How are works of metal art made?
Casting Creating forms by melting
First you surround a form made with wax with a casting material, mixed with sand or clay, to make a mold. Then you heat the mold until all the wax melts out of it (the lost wax method). Next, you pour molten metal into the mold, and when it cools you destroy the mold. Since the wax that originally filled the mold disappears, you are left with a metal object with the same shape as the original wax one.
A mixture of clay and sand is shaped by rotating a board with a cutout outline that is a cross-section of the final shape. This technique is used to make tea kettles for the tea ceremony, temple bells and other circular, symmetrical objects.
After removal from the mold, a kettle can be heated and painted with lacquer and ohaguro (a coating used in the old days to blacken one's teeth) to produce a uniquely beautiful finish.
First, you make a form with clay, then you use plaster to create a mold with the same shape. Cover the mold with casting material, make a copy its form to create an outer mold, and then create a slightly smaller inner mold. Pour molten metal into the interstice between the outer mold and the inner mold, and remove the metal from the mold after it cools.
Smithing Creating forms by beating
On an indented section of a wooden stand, a flat piece of metal is beaten with a wooden mallet so it can be bent. After this, variously shaped iron bars known as ategane are poked toward the wooden platform to create a form gradually. A piece of metal must be beaten tens of thousands of times to create a single finished work.
Metal carving Applying decorative designs
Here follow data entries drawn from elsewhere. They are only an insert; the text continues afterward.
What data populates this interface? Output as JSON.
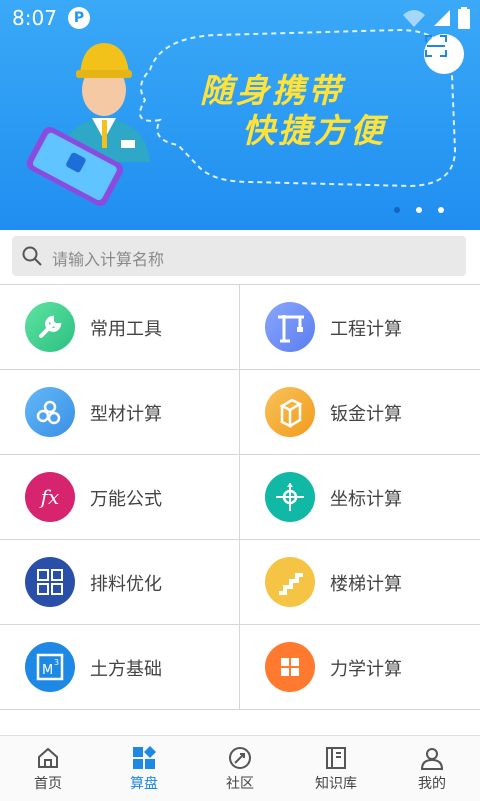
{
  "status_bar": {
    "time": "8:07",
    "app_badge": "P"
  },
  "banner": {
    "line1": "随身携带",
    "line2": "快捷方便"
  },
  "search": {
    "placeholder": "请输入计算名称"
  },
  "grid": [
    {
      "label": "常用工具",
      "icon": "wrench-icon",
      "color": "#3ccf8e"
    },
    {
      "label": "工程计算",
      "icon": "crane-icon",
      "color": "#6b8ff7"
    },
    {
      "label": "型材计算",
      "icon": "pipes-icon",
      "color": "#4aa3f0"
    },
    {
      "label": "钣金计算",
      "icon": "sheet-metal-icon",
      "color": "#f5a623"
    },
    {
      "label": "万能公式",
      "icon": "function-icon",
      "color": "#d6246e"
    },
    {
      "label": "坐标计算",
      "icon": "coordinate-icon",
      "color": "#12b8a6"
    },
    {
      "label": "排料优化",
      "icon": "layout-icon",
      "color": "#2a4fa8"
    },
    {
      "label": "楼梯计算",
      "icon": "stairs-icon",
      "color": "#f6c445"
    },
    {
      "label": "土方基础",
      "icon": "cube-m3-icon",
      "color": "#1e88e5"
    },
    {
      "label": "力学计算",
      "icon": "grid-icon",
      "color": "#ff7a2f"
    }
  ],
  "tabs": [
    {
      "label": "首页",
      "icon": "home-icon"
    },
    {
      "label": "算盘",
      "icon": "apps-icon",
      "active": true
    },
    {
      "label": "社区",
      "icon": "community-icon"
    },
    {
      "label": "知识库",
      "icon": "book-icon"
    },
    {
      "label": "我的",
      "icon": "person-icon"
    }
  ],
  "colors": {
    "accent": "#1e88e5",
    "banner_text": "#ffe23a"
  }
}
Different sorts of chisels can be used to create various designs on the surface of metal. The basic technique is one where a chisel with a V-shaped tip is used to carve lines into the metal. In another technique a triangular-tipped chisel is used to make a series of fine lines, and in another an especially sharply pointed chisel is used to cut all the way through the metal.
In this technique, lines are carved into the surface of metal and different metals are inlaid in the carved-out lines, with the differences in the color and texture of metals creating the design. There are a variety of techniques such as hirazogan (flat inlay), in which flat sheets are inlaid to be the same height with the ground surface; takaniku zogan (high mounted inlay), where material is set on a high-relief metal ground; and nunome zogan (texture inlay), in which thin metal leaf is hammered into a carved pattern.
Starting with a sheet of metal, you use a wide range of implements and beat it from both the front and the back many times to create a three-dimensional form. Some are highly pronounced three-dimensional forms, while others are shallow reliefs like those seen on brooches and kimono sash ornaments.
"What Are Traditional Crafts? -A Guidebook to Seeing, Learning, and Enjoying-"
Edited by the Japan Kogei Association Eastern Branch. Published by Unsodo ／ List of works English translation: Kazuko Todate (Art critic / Art historian)
FAMOUS LOCAL BRAND
Nambu Tekki ironware is produced and sold mainly in the cities of Morioka and Oshu in Iwate Prefecture. It is appreciated for the way its texture and character develops over many years of use.
Takaoka Doki copperware is produced and sold in Takaoka City, Toyama Prefecture. Its key feature is the attractive chased decoration known as chokin, created by using a variety of different chisels to cut lines, planes, and patterns.